With today’s announcement though it’s now clear that Facebook really does see potential in the concept of the story. But they forgot to steal one core feature of Snapchat: the fresh start.

Facebook and Snapchat are fundamentally different products.

In my mind Facebook is a microblogging-style service and Snapchat is a messaging service. On Facebook I have old high-school friends, work colleagues and random people I’ve never bothered to remove. On Snapchat I practically just have my friends. Snapchat feels more like my SMS app. I only talk to the regulars in it. I added friends not by searching for their names, but instead by asking for usernames or by using Snapchat’s QR code tool. There weren’t any mutual friends or parents. There are very limited tools for user discovery, or at least they’re harder to find.

Snapchat is private and my contacts list is curated, while my Facebook friends list is beyond repair.

Facebook could easily overcome this hurdle. They could force users to pick who they were going to share their ‘Story’ with. Maybe they could even introduce a system of favouriting friends or even force people to separately curate their Facebook Story list. A Facebook Story could even involve usernames and QR codes, but it likely won’t.

And as it stands sharing a Facebook Story will require a lot more thought and care when compared to Snapchat. Even with additional filtration tools this problem of anxiety and needless thought still can’t be easily solved with a bestie-tagging system. Like Google+ Circles, this type of separation usually doesn’t work and often feels like it’s being built for engineers, not users. And it requires a lot more memory to remember who you’ve put into each group or circle. Did I put that person in my ‘starred’ contact list or not? Will mum see this? Will my friend? What defines a ‘starred’ friend?

I have a lot of faith in Facebook’s product team. Messenger, as just one example, was a slam-dunk for the company, building a sort-of buy-in effect for potential Facebook News Feed outcasts. Instagram was a brilliant purchase and it has been improved in plenty of ways. But in saying that, just as Messenger Days has been practically abandoned by most of my friends, Facebook Stories doesn’t seem to be a surefire hit either.

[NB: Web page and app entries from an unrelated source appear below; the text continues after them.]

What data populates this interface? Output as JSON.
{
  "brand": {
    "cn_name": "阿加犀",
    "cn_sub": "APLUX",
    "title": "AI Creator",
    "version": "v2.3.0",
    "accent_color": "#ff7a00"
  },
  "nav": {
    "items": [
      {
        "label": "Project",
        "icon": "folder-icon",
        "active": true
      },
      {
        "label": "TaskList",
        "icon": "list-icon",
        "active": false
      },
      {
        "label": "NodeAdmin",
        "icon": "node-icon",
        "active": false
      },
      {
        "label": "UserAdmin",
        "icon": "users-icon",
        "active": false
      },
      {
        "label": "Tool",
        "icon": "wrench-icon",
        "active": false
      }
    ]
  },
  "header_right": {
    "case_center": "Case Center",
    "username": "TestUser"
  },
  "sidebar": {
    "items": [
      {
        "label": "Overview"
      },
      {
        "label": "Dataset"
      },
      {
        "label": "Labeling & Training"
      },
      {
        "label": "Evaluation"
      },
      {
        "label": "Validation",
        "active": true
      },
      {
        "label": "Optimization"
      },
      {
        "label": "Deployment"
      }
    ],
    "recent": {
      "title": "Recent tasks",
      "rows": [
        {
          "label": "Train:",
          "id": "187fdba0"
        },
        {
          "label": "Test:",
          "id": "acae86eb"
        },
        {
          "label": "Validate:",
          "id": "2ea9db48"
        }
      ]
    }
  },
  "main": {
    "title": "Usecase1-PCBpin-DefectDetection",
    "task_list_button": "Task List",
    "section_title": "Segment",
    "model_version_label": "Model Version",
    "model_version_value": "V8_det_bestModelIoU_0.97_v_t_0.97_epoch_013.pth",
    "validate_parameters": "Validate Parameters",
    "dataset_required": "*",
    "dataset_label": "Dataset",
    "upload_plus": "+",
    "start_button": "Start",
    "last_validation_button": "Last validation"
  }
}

At the end of the day one of Snapchat’s key features was the fresh start it forced on users. Facebook won’t ever choose to take that risk.